- **Your task**:
In the entries below, count the lines holding "display". Reply with the number only.

------ Input for this task ------

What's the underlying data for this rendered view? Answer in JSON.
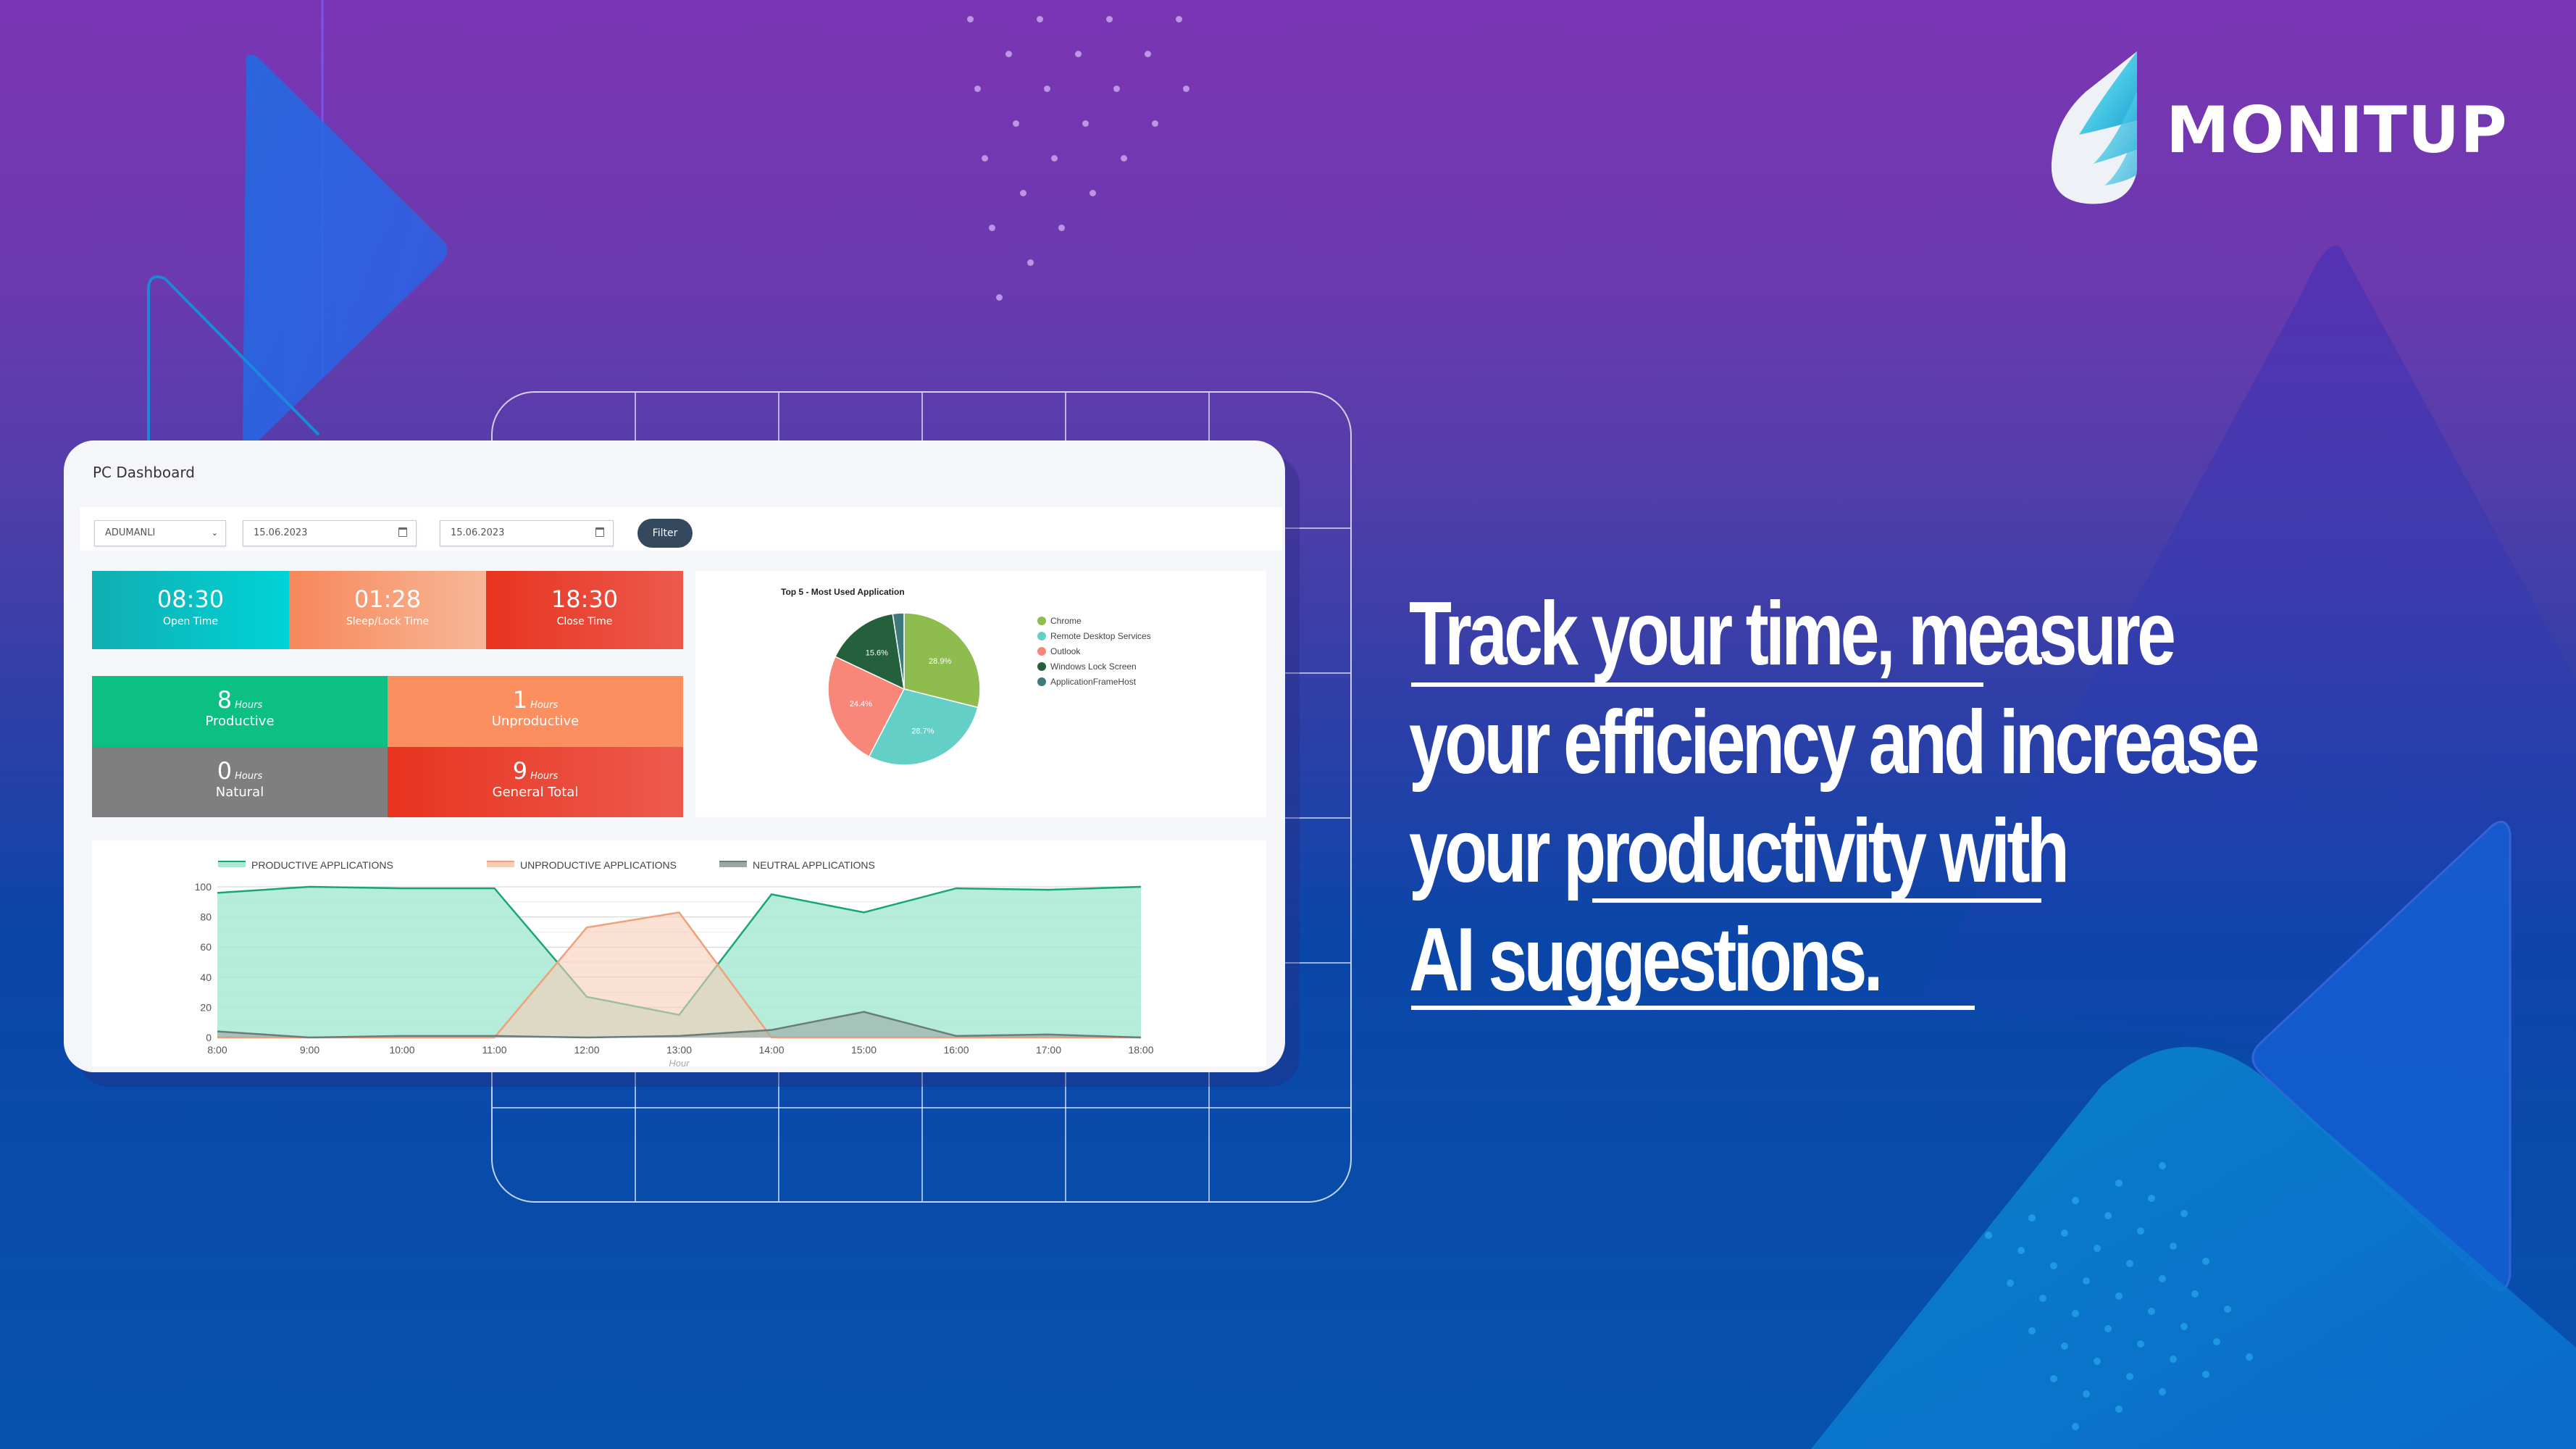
{
  "brand": {
    "name": "MONITUP",
    "logo_icon": "wing-icon"
  },
  "headline": {
    "lines": [
      "Track your time, measure",
      "your efficiency and increase",
      "your productivity with",
      "AI suggestions."
    ],
    "underlined_phrases": [
      "Track your time",
      "productivity",
      "AI suggestions."
    ]
  },
  "dashboard": {
    "title": "PC Dashboard",
    "filters": {
      "user_select": {
        "value": "ADUMANLI"
      },
      "start_date": {
        "value": "15.06.2023",
        "icon": "calendar-icon"
      },
      "end_date": {
        "value": "15.06.2023",
        "icon": "calendar-icon"
      },
      "filter_button": "Filter"
    },
    "kpis": [
      {
        "value": "08:30",
        "label": "Open Time",
        "color": "#10aeb2"
      },
      {
        "value": "01:28",
        "label": "Sleep/Lock Time",
        "color": "#f7875a"
      },
      {
        "value": "18:30",
        "label": "Close Time",
        "color": "#e8341f"
      }
    ],
    "hours": {
      "unit": "Hours",
      "items": [
        {
          "value": "8",
          "label": "Productive",
          "color": "#0cbf83"
        },
        {
          "value": "1",
          "label": "Unproductive",
          "color": "#fb8f60"
        },
        {
          "value": "0",
          "label": "Natural",
          "color": "#7f7f7f"
        },
        {
          "value": "9",
          "label": "General Total",
          "color": "#e8341f"
        }
      ]
    }
  },
  "chart_data": [
    {
      "type": "pie",
      "title": "Top 5 - Most Used Application",
      "legend_position": "right",
      "slices": [
        {
          "label": "Chrome",
          "value": 28.9,
          "display": "28.9%",
          "color": "#8fbc4f"
        },
        {
          "label": "Remote Desktop Services",
          "value": 28.7,
          "display": "28.7%",
          "color": "#63cfc7"
        },
        {
          "label": "Outlook",
          "value": 24.4,
          "display": "24.4%",
          "color": "#f8877a"
        },
        {
          "label": "Windows Lock Screen",
          "value": 15.6,
          "display": "15.6%",
          "color": "#23603b"
        },
        {
          "label": "ApplicationFrameHost",
          "value": 2.4,
          "display": "",
          "color": "#3e7a7c"
        }
      ]
    },
    {
      "type": "area",
      "title": "",
      "xlabel": "Hour",
      "ylabel": "",
      "ylim": [
        0,
        100
      ],
      "yticks": [
        0,
        20,
        40,
        60,
        80,
        100
      ],
      "grid": true,
      "legend_position": "top",
      "categories": [
        "8:00",
        "9:00",
        "10:00",
        "11:00",
        "12:00",
        "13:00",
        "14:00",
        "15:00",
        "16:00",
        "17:00",
        "18:00"
      ],
      "series": [
        {
          "name": "PRODUCTIVE APPLICATIONS",
          "color": "#19a57a",
          "fill": "#a9e9d3",
          "values": [
            96,
            100,
            99,
            99,
            27,
            15,
            95,
            83,
            99,
            98,
            100
          ]
        },
        {
          "name": "UNPRODUCTIVE APPLICATIONS",
          "color": "#f0a07a",
          "fill": "#f8cdb8",
          "values": [
            0,
            0,
            0,
            0,
            73,
            83,
            0,
            0,
            0,
            0,
            0
          ]
        },
        {
          "name": "NEUTRAL APPLICATIONS",
          "color": "#6b7d78",
          "fill": "#9aa8a3",
          "values": [
            4,
            0,
            1,
            1,
            0,
            1,
            5,
            17,
            1,
            2,
            0
          ]
        }
      ]
    }
  ]
}
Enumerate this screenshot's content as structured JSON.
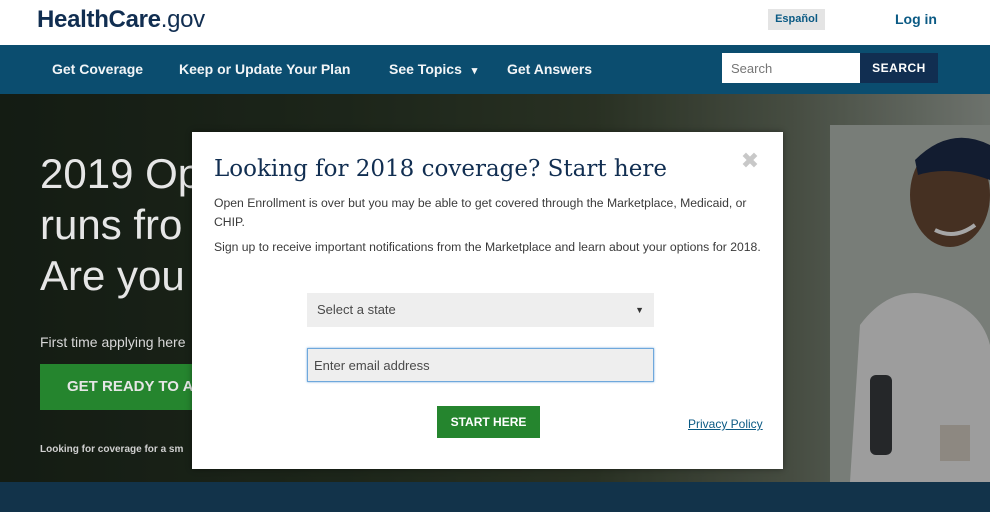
{
  "header": {
    "logo_bold": "HealthCare",
    "logo_light": ".gov",
    "language_label": "Español",
    "login_label": "Log in"
  },
  "nav": {
    "items": [
      {
        "label": "Get Coverage"
      },
      {
        "label": "Keep or Update Your Plan"
      },
      {
        "label": "See Topics"
      },
      {
        "label": "Get Answers"
      }
    ],
    "dropdown_caret": "▾",
    "search_placeholder": "Search",
    "search_button": "SEARCH"
  },
  "hero": {
    "title": "2019 Op\nruns fro\nAre you",
    "subtitle": "First time applying here",
    "button_label": "GET READY TO A",
    "small_text": "Looking for coverage for a sm"
  },
  "modal": {
    "title": "Looking for 2018 coverage? Start here",
    "close_glyph": "✖",
    "paragraph1": "Open Enrollment is over but you may be able to get covered through the Marketplace, Medicaid, or CHIP.",
    "paragraph2": "Sign up to receive important notifications from the Marketplace and learn about your options for 2018.",
    "state_select": {
      "selected": "Select a state",
      "caret": "▼"
    },
    "email_placeholder": "Enter email address",
    "start_button": "START HERE",
    "privacy_link": "Privacy Policy"
  },
  "colors": {
    "brand_navy": "#112e51",
    "nav_blue": "#0b4d6f",
    "cta_green": "#25852e",
    "link_blue": "#0b5a84"
  }
}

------

- **Your solution**:
5